The graduates were greeted by Young upon arrival. After a stop at the food trucks, he escorted the group to a reserved tent just a screen pass beyond the eastern end zone of Chuck Noll Field.
The fans and cold water inside were a boon on a sunny 83-degree day, but cousins Primus and Hale stood as close as they could to the field to see the action.
Primus, who sports a tattoo of a Steelers helmet on his right calf, peered at a roster card provided by Young as he tried to keep track of the dozens of players on the field, many of whom were trying to make a professional football roster for the first time.
“I really want to see the defense out there,” he said. “My favorite players are always on the defense.”
Feroce, like Primus and Hale, had never visited training camp before. She said she’s not much of a football fan but thought the excursion could spark more interest in the sport for her.
“I was really excited,” she said, standing on the sideline as the team went through drills. “It’s very cool to be here.”
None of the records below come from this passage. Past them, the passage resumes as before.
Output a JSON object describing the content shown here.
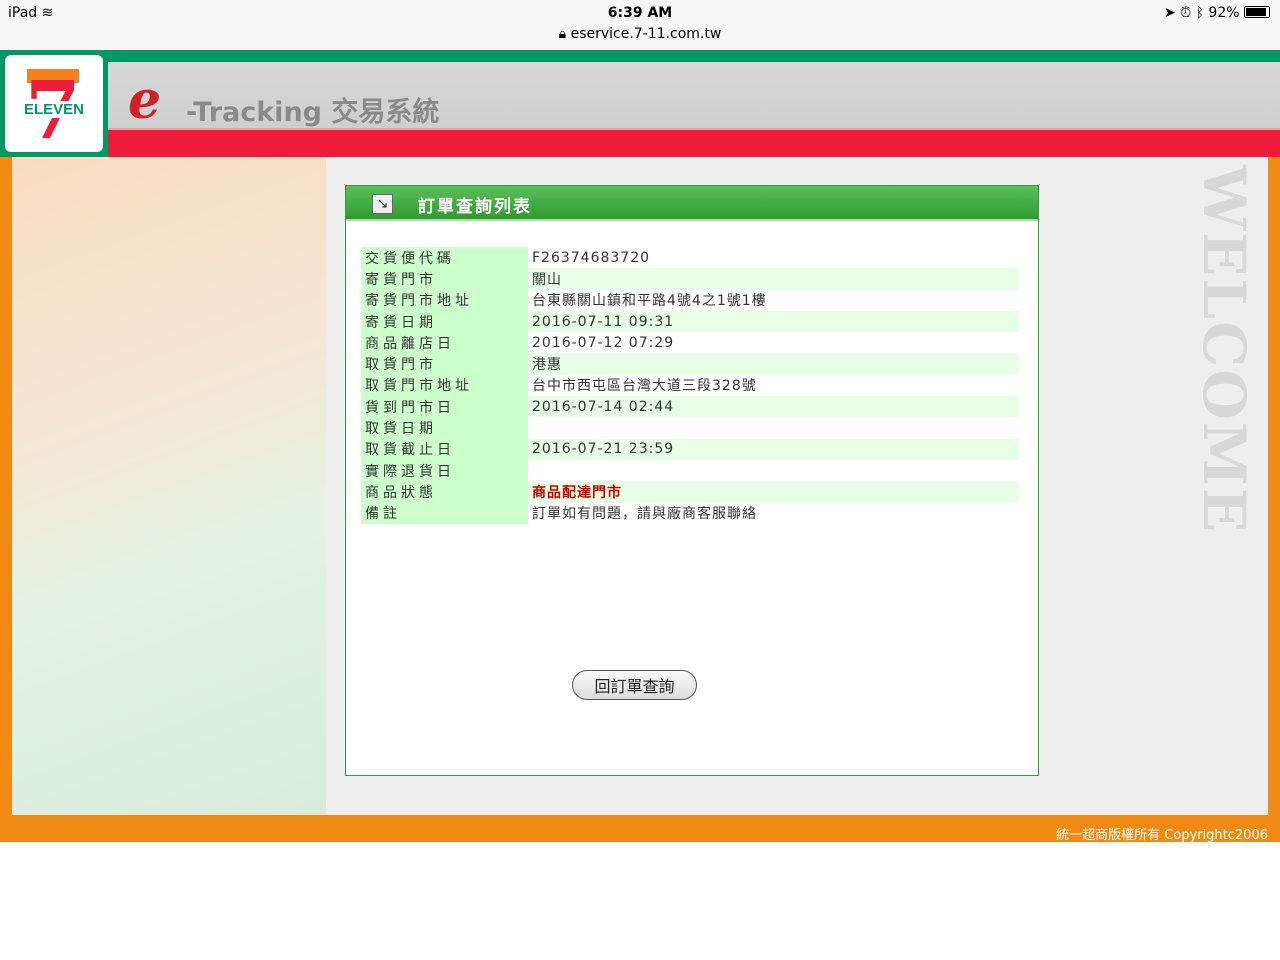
{
  "status_bar": {
    "device": "iPad",
    "time": "6:39 AM",
    "url": "eservice.7-11.com.tw",
    "battery": "92%"
  },
  "header": {
    "logo_text": "ELEVEN",
    "e_letter": "e",
    "title": "-Tracking 交易系統"
  },
  "side_text": "WELCOME",
  "panel": {
    "title": "訂單查詢列表",
    "rows": [
      {
        "label": "交貨便代碼",
        "value": "F26374683720"
      },
      {
        "label": "寄貨門市",
        "value": "關山"
      },
      {
        "label": "寄貨門市地址",
        "value": "台東縣關山鎮和平路4號4之1號1樓"
      },
      {
        "label": "寄貨日期",
        "value": "2016-07-11 09:31"
      },
      {
        "label": "商品離店日",
        "value": "2016-07-12 07:29"
      },
      {
        "label": "取貨門市",
        "value": "港惠"
      },
      {
        "label": "取貨門市地址",
        "value": "台中市西屯區台灣大道三段328號"
      },
      {
        "label": "貨到門市日",
        "value": "2016-07-14 02:44"
      },
      {
        "label": "取貨日期",
        "value": ""
      },
      {
        "label": "取貨截止日",
        "value": "2016-07-21 23:59"
      },
      {
        "label": "實際退貨日",
        "value": ""
      },
      {
        "label": "商品狀態",
        "value": "商品配達門市"
      },
      {
        "label": "備註",
        "value": "訂單如有問題，請與廠商客服聯絡"
      }
    ],
    "back_button": "回訂單查詢"
  },
  "footer": "統一超商版權所有 Copyrightc2006"
}
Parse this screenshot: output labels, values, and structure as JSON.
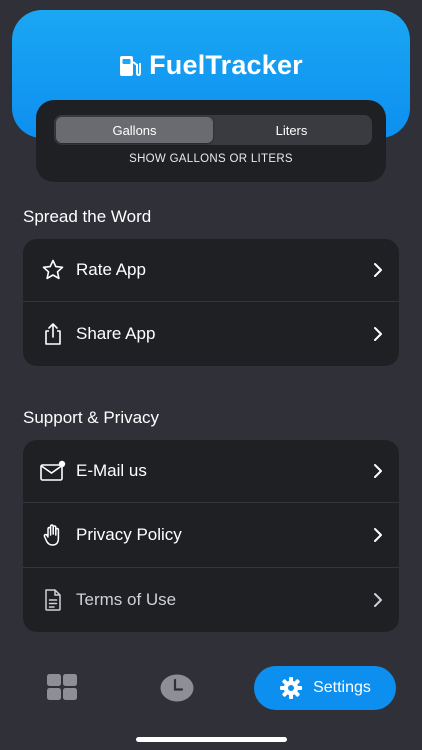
{
  "brand": {
    "name_part1": "Fuel",
    "name_part2": "Tracker",
    "accent": "#0d8ff0"
  },
  "unit_toggle": {
    "options": [
      "Gallons",
      "Liters"
    ],
    "selected": "Gallons",
    "caption": "SHOW GALLONS OR LITERS"
  },
  "spread": {
    "title": "Spread the Word",
    "items": [
      {
        "label": "Rate App",
        "icon": "star-icon"
      },
      {
        "label": "Share App",
        "icon": "share-icon"
      }
    ]
  },
  "support": {
    "title": "Support & Privacy",
    "items": [
      {
        "label": "E-Mail us",
        "icon": "mail-icon"
      },
      {
        "label": "Privacy Policy",
        "icon": "hand-icon"
      },
      {
        "label": "Terms of Use",
        "icon": "document-icon"
      }
    ]
  },
  "tabbar": {
    "settings_label": "Settings",
    "tabs": [
      "grid-icon",
      "clock-icon",
      "gear-icon"
    ]
  }
}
The visit highlighted the ties between the Steelers and the airport authority and their joint goal of elevating Western Pennsylvania on the world stage.
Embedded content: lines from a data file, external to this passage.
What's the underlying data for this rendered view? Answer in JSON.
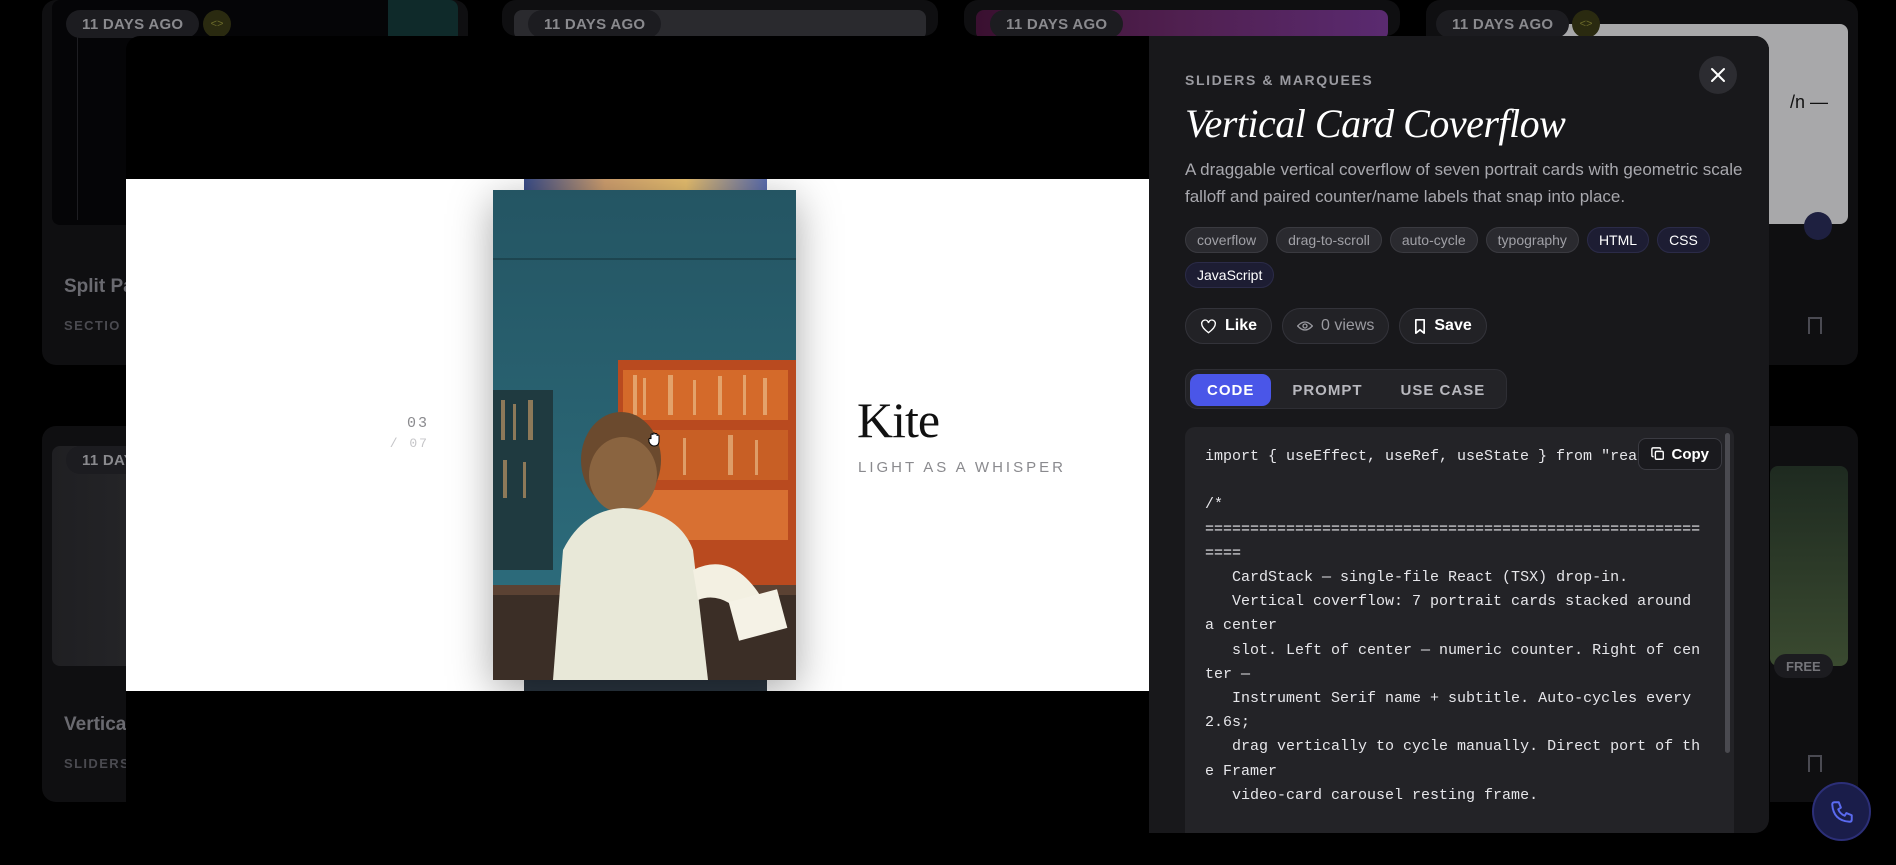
{
  "background": {
    "cards": [
      {
        "age": "11 DAYS AGO",
        "title": "Split Pa",
        "category": "SECTIO"
      },
      {
        "age": "11 DAYS AGO"
      },
      {
        "age": "11 DAYS AGO"
      },
      {
        "age": "11 DAYS AGO",
        "fragment": "/n —"
      },
      {
        "age": "11 DAY",
        "title": "Vertica",
        "category": "SLIDERS"
      },
      {
        "free": "FREE"
      }
    ]
  },
  "preview": {
    "counter": "03",
    "total": "/ 07",
    "name": "Kite",
    "subtitle": "LIGHT AS A WHISPER"
  },
  "panel": {
    "category": "SLIDERS & MARQUEES",
    "title": "Vertical Card Coverflow",
    "description": "A draggable vertical coverflow of seven portrait cards with geometric scale falloff and paired counter/name labels that snap into place.",
    "tags": [
      "coverflow",
      "drag-to-scroll",
      "auto-cycle",
      "typography"
    ],
    "langs": [
      "HTML",
      "CSS",
      "JavaScript"
    ],
    "like_label": "Like",
    "views_label": "0 views",
    "save_label": "Save",
    "tabs": [
      "CODE",
      "PROMPT",
      "USE CASE"
    ],
    "active_tab": "CODE",
    "copy_label": "Copy",
    "code": "import { useEffect, useRef, useState } from \"react\n\n/*\n===========================================================\n   CardStack — single-file React (TSX) drop-in.\n   Vertical coverflow: 7 portrait cards stacked around a center\n   slot. Left of center — numeric counter. Right of center —\n   Instrument Serif name + subtitle. Auto-cycles every 2.6s;\n   drag vertically to cycle manually. Direct port of the Framer\n   video-card carousel resting frame."
  },
  "colors": {
    "accent": "#4a56e8",
    "panel_bg": "#18181b"
  }
}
In July, Daniel Rooney, the team’s director of business development & strategy and great-grandson of franchise founder Art Rooney, joined authority staff on a trip to Ireland to promote the ties between the region and the Emerald Isle. The Steelers recently were awarded rights to expand their brand and activities there as part of the NFL’s “Global Markets Program.”
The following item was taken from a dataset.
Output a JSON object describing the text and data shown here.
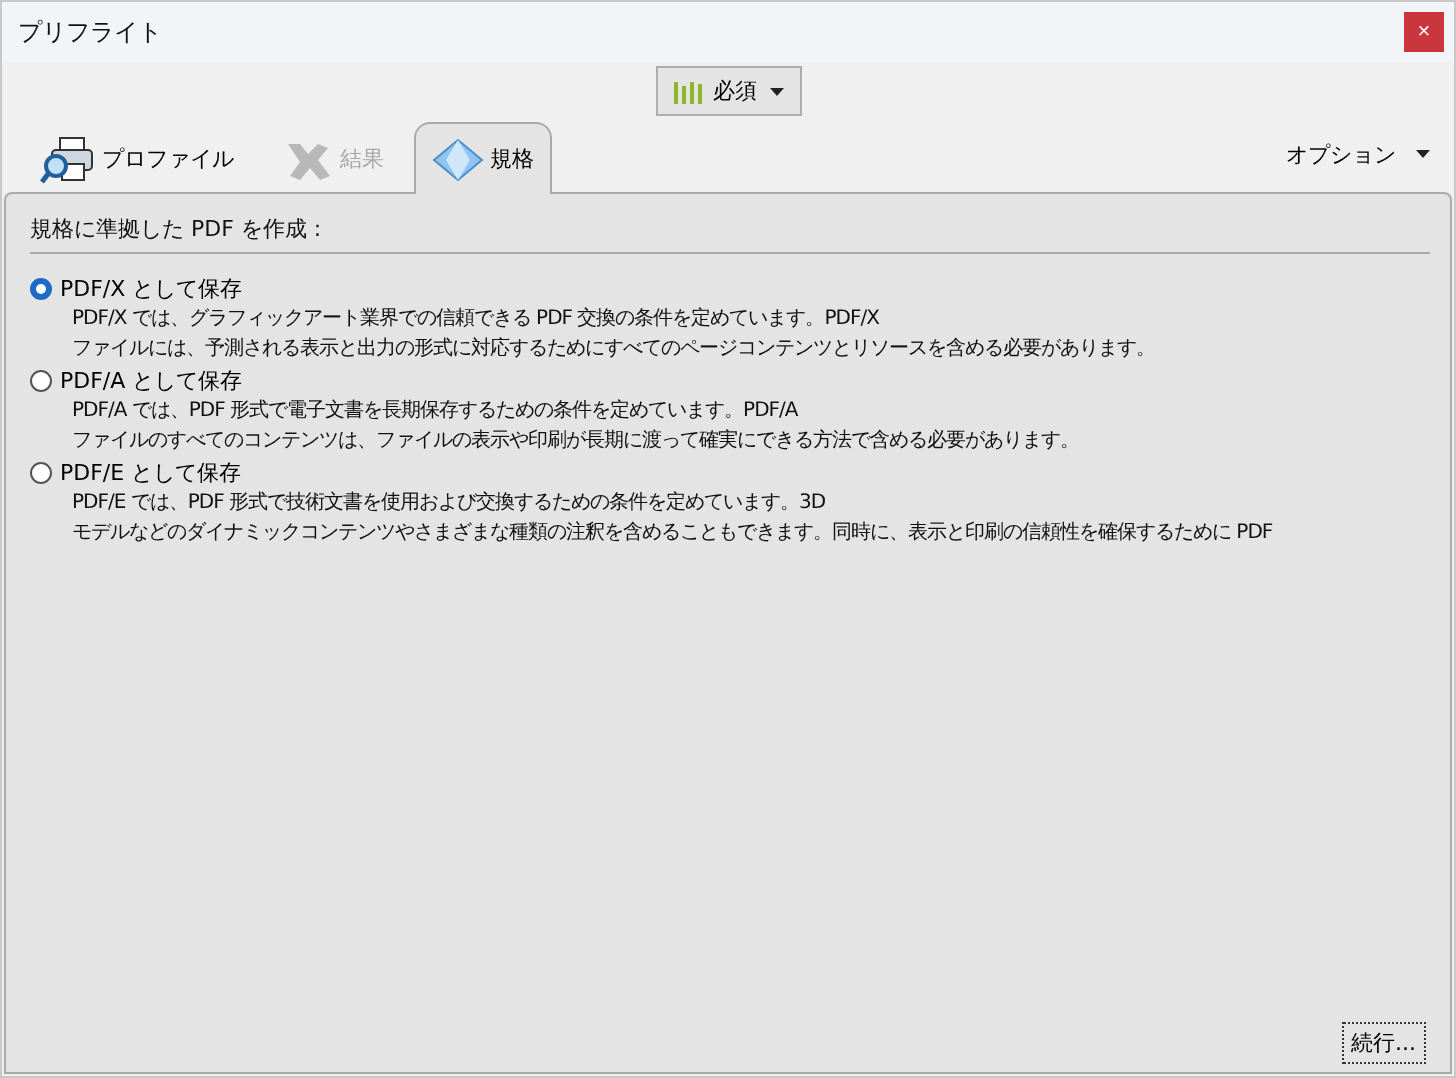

Rooney also stopped by the tent to greet the PIT2Work graduates and shake hands.
Graduates of the airport’s PIT2Work program pose with Steelers linebacker T.J. Watt at training camp. From left, Alicia Booker, PIT Director of Workforce Development, Devin Hale, graduate, Watt, Christina Cassotis, PIT CEO, Duane Primus, graduate and Emily Feroce, graduate. (Photo by Beth Hollerich)
Meet and greet
At the conclusion of practice, most of the couple thousand fans in attendance lined up at fences along the field and began calling out to their favorite players and asking them to come over, seeking autographs and selfies.
But Feroce, Hale and Primus just strolled right onto the practice field with Young.
Before they got far, backup quarterback Mitch Trubisky greeted the group and congratulated the trio on their new careers; in addition to Feroce’s job with the carpenters, Primus is joining the Teamsters and Hale the laborers union.
A minute later, Tomlin walked over in his signature aviator sunglasses to say hi and pose for photos. The coach, who will likely become one of the 10 winningest coaches in NFL history this season, encouraged the graduates to stay focused and keep working hard.
As Tomlin zoomed off in a golf cart, Primus approached All-Pro safety Minkah Fitzpatrick and asked if he could get a photo with him, a request Fitzpatrick quickly indulged.
“That’s my favorite player,” Primus marveled, looking at the image on his phone afterward.
More players wandered over to the group, including running back Najee Harris, wide receiver Calvin Austin III, and potential Hall of Famers and defensive stars Cam Heyward and T.J. Watt. Feroce, Hale and Primus took photos with all of them.
“Thanks for all you do for our community,” Heyward said to airport staffers.
Hale, who played in two state championship football games as a lineman in high school, got his wish to meet Watt, who at 6-foot-4 and 250 pounds is even bigger in person than he looks wearing pads on TV.
“I’ve never been to a Steelers game,” Hale said, despite being born and raised in Pittsburgh. “I guess that’s the next thing I’m going to have to do.”
Earlier in the day, Primus’ son texted him a photo from Kansas City, where he was visiting his best friend Skyy Moore, a wide receiver for the Chiefs who grew up in the Pittsburgh area.
The photo was of the Super Bowl ring Moore earned last season—it was about the size of a toddler’s fist and glittered with jewels.
As the PIT2Work team settled onto a shuttle to take them home after practice, Primus was happily shuffling through all the photos he took from the day and deciding which ones he was going to send to his son in return.
“He’s got the ring, but I’ve got the players,” he said. “Today was just amazing.”